In this example, the [a]0 slots in both predicates are expected to contain names of companies that acquired other companies while the [a]1 slot is expected to contain acquired companies. 

The DIRT method represents each predicate as two vectors: (1) the distribution of words that appeared in its [a]0 argument slot, and (2) the distribution of words that appeared in its [a]1 argument slot. For example, the [a]0 vectors of the predicates in the example will have positive/high values for names of people and names of companies that acquired other companies, and low values for other (small) companies and other unrelated words (cat, cookie, ...). To measure the similarity between two predicates, the two vector pairs ([a]0 in each predicate and [a]1 in each predicate) are compared using vector similarity measures (i.e. cosine similarity), and a final score averages the per-slot similarities.

Now, while it is true that predicates with the same meaning often share arguments, it is definitely not true that predicates that share a fair amount of their argument instantiations are always paraphrases.

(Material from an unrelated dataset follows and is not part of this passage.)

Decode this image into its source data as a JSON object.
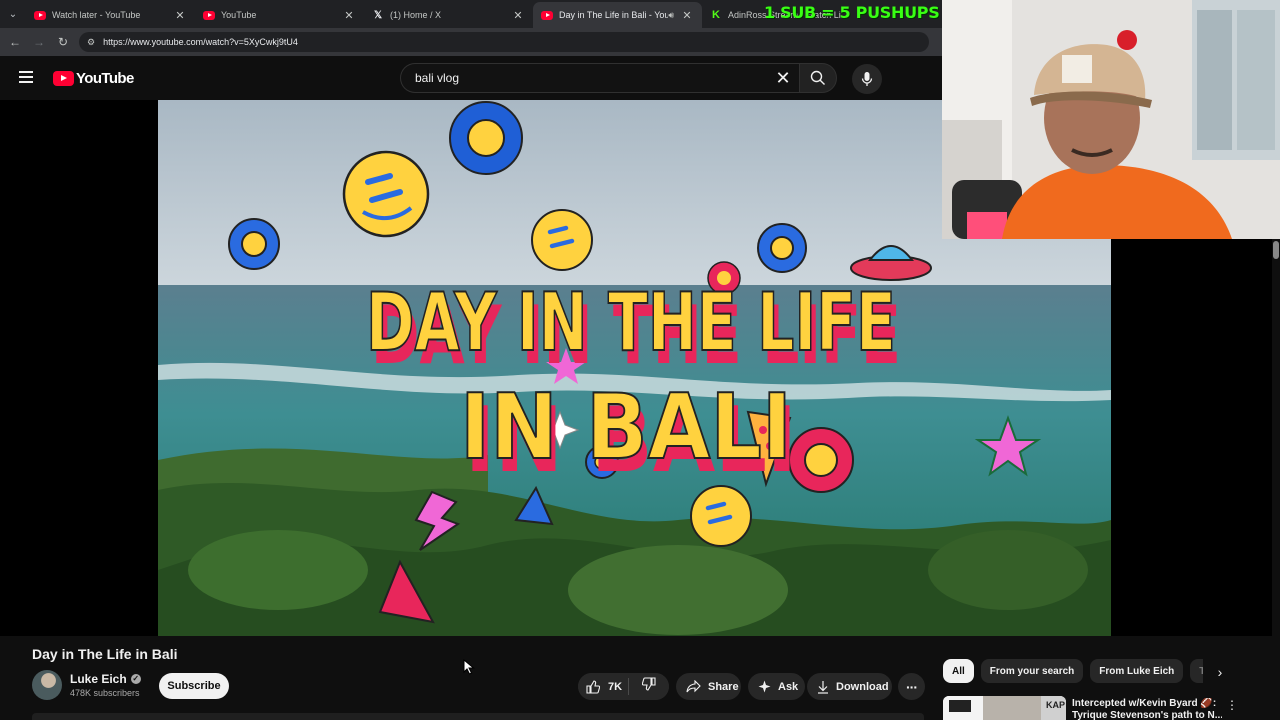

A simple counterexample would be of predicates with opposite meanings, that often tend to appear with similar arguments: for instance, "[stock] rise to [30]" and "[stock] fall to [30]" or "[a]0 acquired [a]1" and "[a]0 sold [a]1" with any [a]0 that once bought an [a]and then sold it.

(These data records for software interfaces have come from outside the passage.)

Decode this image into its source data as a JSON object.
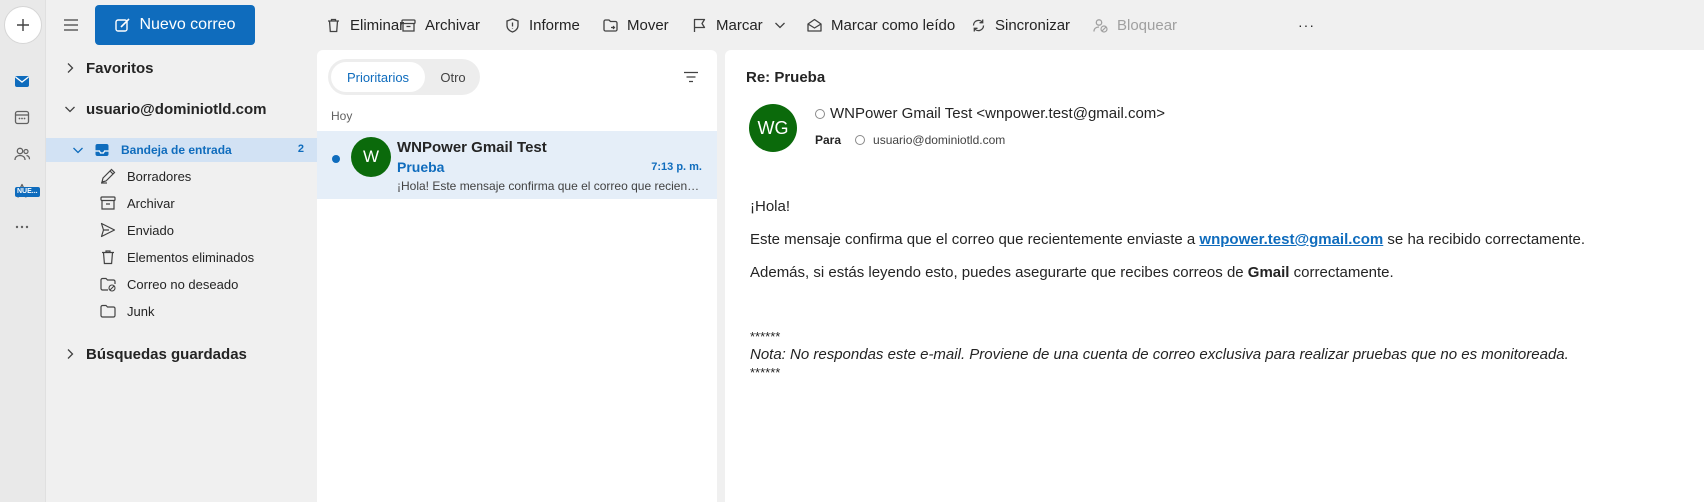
{
  "rail": {
    "badge": "NUE..."
  },
  "toolbar": {
    "new_mail": "Nuevo correo",
    "delete": "Eliminar",
    "archive": "Archivar",
    "report": "Informe",
    "move": "Mover",
    "flag": "Marcar",
    "mark_read": "Marcar como leído",
    "sync": "Sincronizar",
    "block": "Bloquear",
    "more": "···"
  },
  "nav": {
    "favorites": "Favoritos",
    "account": "usuario@dominiotld.com",
    "inbox": {
      "label": "Bandeja de entrada",
      "count": "2"
    },
    "folders": [
      {
        "label": "Borradores",
        "icon": "draft-icon"
      },
      {
        "label": "Archivar",
        "icon": "archive-icon"
      },
      {
        "label": "Enviado",
        "icon": "send-icon"
      },
      {
        "label": "Elementos eliminados",
        "icon": "delete-icon"
      },
      {
        "label": "Correo no deseado",
        "icon": "junk-icon"
      },
      {
        "label": "Junk",
        "icon": "folder-icon"
      }
    ],
    "saved_searches": "Búsquedas guardadas"
  },
  "list": {
    "tab_focused": "Prioritarios",
    "tab_other": "Otro",
    "group": "Hoy",
    "message": {
      "avatar": "W",
      "from": "WNPower Gmail Test",
      "subject": "Prueba",
      "time": "7:13 p. m.",
      "preview": "¡Hola! Este mensaje confirma que el correo que recientemente enviaste a wnpower.test@gmail.com se ha recibido correctamente."
    }
  },
  "reading": {
    "subject": "Re: Prueba",
    "avatar": "WG",
    "from": "WNPower Gmail Test <wnpower.test@gmail.com>",
    "to_label": "Para",
    "to": "usuario@dominiotld.com",
    "greeting": "¡Hola!",
    "line1_a": "Este mensaje confirma que el correo que recientemente enviaste a ",
    "line1_link": "wnpower.test@gmail.com",
    "line1_b": " se ha recibido correctamente.",
    "line2_a": "Además, si estás leyendo esto, puedes asegurarte que recibes correos de ",
    "line2_bold": "Gmail",
    "line2_b": " correctamente.",
    "stars1": "******",
    "note": "Nota: No respondas este e-mail. Proviene de una cuenta de correo exclusiva para realizar pruebas que no es monitoreada.",
    "stars2": "******"
  },
  "colors": {
    "accent": "#0f6cbd",
    "avatar": "#0b6a0b",
    "selected": "#d2e2f4"
  }
}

Following this approach, other methods were suggested, such as capturing a directional inference relation between predicates (e.g. [a]0 shot [a]1 => [a]0 killed [a]1 but not vice versa), releasing a huge resource of such predicate pairs (see the paper); and a method to predict whether one predicate entails the other, given a specific context (see the paper). 

Event-based paraphrases
Another good source for paraphrases is multiple descriptions of the same news event, as various news reporters are likely to choose different words to describe the same event. To automatically group news headlines discussing the same story, it is common to group them according to the publication date and word overlap. Here is an example of some headlines describing the acquisition of Whole Foods by Amazon:

We can stop here and say that all these headlines are sentential paraphrases. However, going a step further, if we've already observed in the past Google to acquire YouTube / Google is buying YouTube as sentential paraphrases (and many other similar paraphrases), we can generalize and say that [a]0 to acquire [a]1 and [a]0 is buying [a]are predicate paraphrases.

Early works relying on this approach are 1, 2, followed by some more complex methods like 3. We recently harvested such paraphrases from Twitter, assuming that tweets with links to news web sites that were published on the same day are likely to describe the same news events. If you're interested in more details, here are the paper, the poster and the resource.

This approach is potentially more accurate than the argument-distribution approach. The latter assumes that predicates that often occur with the same arguments are paraphrases, while the former considers predicates with the same argument as paraphrases only if it believes that they discuss the same event.

What does the future hold? neural paraphrasing methods, of course. I won't go into technical details (I feel that there are enough "neural network for dummies" blog posts out there, and I'm by no means an expert on that topic). The idea is to build a model that reads a sequence of words and then generates a different sequence of words that has the same meaning. If it sounds like inexplicable magic, it is mostly because even the researchers working on this task can at most make educated guesses on why something works well or not. In any case, if this ever ends up working well, it will be much better than the resources we have today, since it will be capable of providing paraphrases / judging correctness of paraphrases for new texts that were never observed before.

1 Of course, given a different choice of arguments, these predicates will not be considered as paraphrases. For example, Mary acquired a skill is not a paraphrase of Mary bought a skill. The discussed approaches consider predicate-pairs as paraphrases, if there exists an argument assignment (/context) under which these predicates are paraphrases.   
2 See also more recent work on translation-based paraphrasing.